The Chinese government will speed up the development of clean energy and eco-tourism in its spacious desert areas as part of its battle to find innovative and sustainable ways to fight desertification, a senior official said on Saturday.
According to statistics from the State Forestry Administration, about 2.6 million square kilometers are covered in sand, which is more than a quarter of China’s total landmass.
Despite their appearance, deserts can be full of resources and China should adopt an integrated approach in which it combines ecological improvement with the cultivation of emerging industries, said State Councilor Liu Yandong, who delivered a keynote speech at the Kubuqi International Desert Forum.
The two-day symposium kicked off on Saturday at Kubuqi Desert in Ordos, Inner Mongolia autonomous region, and attracted more than 300 scholars, entrepreneurs and officials from home and abroad.

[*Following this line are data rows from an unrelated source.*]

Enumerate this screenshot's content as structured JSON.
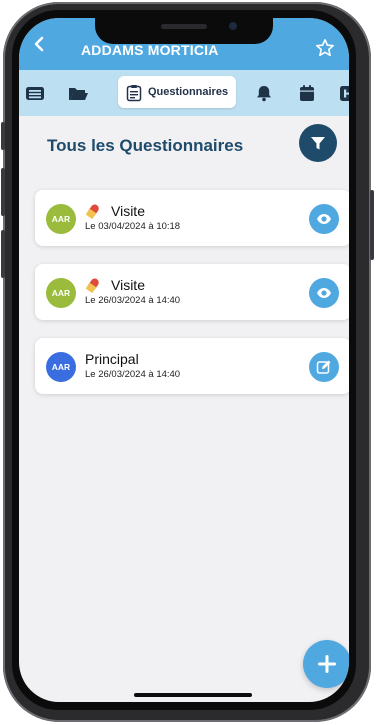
{
  "header": {
    "title": "ADDAMS MORTICIA"
  },
  "tabs": [
    {
      "icon": "list-icon",
      "active": false
    },
    {
      "icon": "folder-open-icon",
      "active": false
    },
    {
      "icon": "clipboard-icon",
      "label": "Questionnaires",
      "active": true
    },
    {
      "icon": "bell-icon",
      "active": false
    },
    {
      "icon": "calendar-icon",
      "active": false
    },
    {
      "icon": "h-box-icon",
      "active": false
    }
  ],
  "section": {
    "title": "Tous les Questionnaires"
  },
  "cards": [
    {
      "avatar": "AAR",
      "avatar_color": "#9bbb3c",
      "title": "Visite",
      "date": "Le 03/04/2024 à 10:18",
      "has_pill": true,
      "action": "eye-icon"
    },
    {
      "avatar": "AAR",
      "avatar_color": "#9bbb3c",
      "title": "Visite",
      "date": "Le 26/03/2024 à 14:40",
      "has_pill": true,
      "action": "eye-icon"
    },
    {
      "avatar": "AAR",
      "avatar_color": "#3a6ee0",
      "title": "Principal",
      "date": "Le 26/03/2024 à 14:40",
      "has_pill": false,
      "action": "edit-icon"
    }
  ],
  "colors": {
    "accent": "#4fa9e0",
    "tabbar": "#bcdff2",
    "dark_blue": "#1f4b6b"
  }
}
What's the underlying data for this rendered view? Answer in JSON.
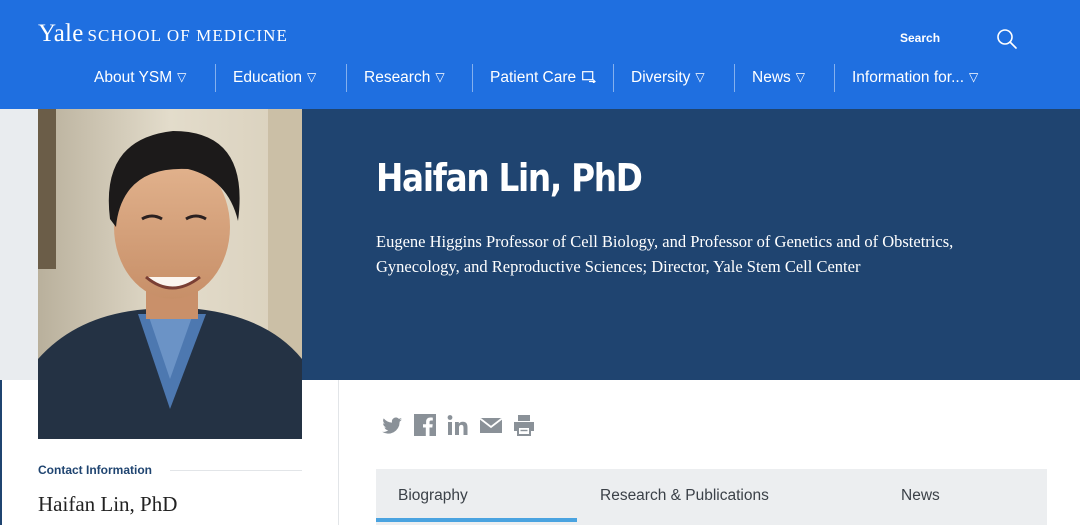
{
  "header": {
    "logo_yale": "Yale",
    "logo_school": "SCHOOL OF MEDICINE",
    "search_label": "Search",
    "brand_color": "#1f6fe0"
  },
  "nav": {
    "items": [
      {
        "label": "About YSM",
        "icon": "triangle-down-icon"
      },
      {
        "label": "Education",
        "icon": "triangle-down-icon"
      },
      {
        "label": "Research",
        "icon": "triangle-down-icon"
      },
      {
        "label": "Patient Care",
        "icon": "external-link-icon"
      },
      {
        "label": "Diversity",
        "icon": "triangle-down-icon"
      },
      {
        "label": "News",
        "icon": "triangle-down-icon"
      },
      {
        "label": "Information for...",
        "icon": "triangle-down-icon"
      }
    ]
  },
  "profile": {
    "name": "Haifan Lin, PhD",
    "appointment": "Eugene Higgins Professor of Cell Biology, and Professor of Genetics and of Obstetrics, Gynecology, and Reproductive Sciences; Director, Yale Stem Cell Center",
    "hero_color": "#1f4470"
  },
  "contact": {
    "heading": "Contact Information",
    "name": "Haifan Lin, PhD"
  },
  "share_icons": [
    "twitter-icon",
    "facebook-icon",
    "linkedin-icon",
    "email-icon",
    "print-icon"
  ],
  "tabs": {
    "items": [
      {
        "label": "Biography",
        "active": true
      },
      {
        "label": "Research & Publications",
        "active": false
      },
      {
        "label": "News",
        "active": false
      }
    ],
    "active_color": "#4aa3e0"
  }
}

China’s economic growth demands increased energy production but relying too heavily on fossil fuels such as oil and coal is not only unsustainable but will cause a large increase in the emission of carbon dioxide, said Jiang Mianheng, vice-president of the Chinese Academy of Sciences.
Western China’s vast deserts could be part of the solution to the problem with their potential to produce green energy from solar, wind and bio power, Jiang said.
While the deserts could help China find the energy it will need, the nation is also eager to reverse the process of desertification, something that will take long-term effort and that will not be done without the participation of enterprises and the public, said Zhang Yongli, deputy head of the State Forestry Administration.
Zhang cited the example of Elion Resources Group, which has invested about 3 billion yuan ($464 million) during the past two decades on planting trees and grass in Kubuqi Desert, which act as a green wall that helps prevent sandstorms blasting south to Beijing, Zhang said. Kubuqi is 800 km from the capital.
To date, the company has turned 5,000 sq km of desert into green land. The business has benefited from its hard work by using the herbal plants and green energy it has accessed.
Tourism in the deserts has also proved to be a profitable industry and will create more employment opportunities for residents in areas where the land can no longer support farming, according to Shao Qiwei, director of the National Tourism Administration.
As part of the battle to reverse desertification, the government will pay subsidies to herdsmen in areas with a fragile ecosystem that can no longer support the pressure of grazing, said State Councilor Liu. The central government will allocate 13 billion yuan to launch the program in eight major pasture areas.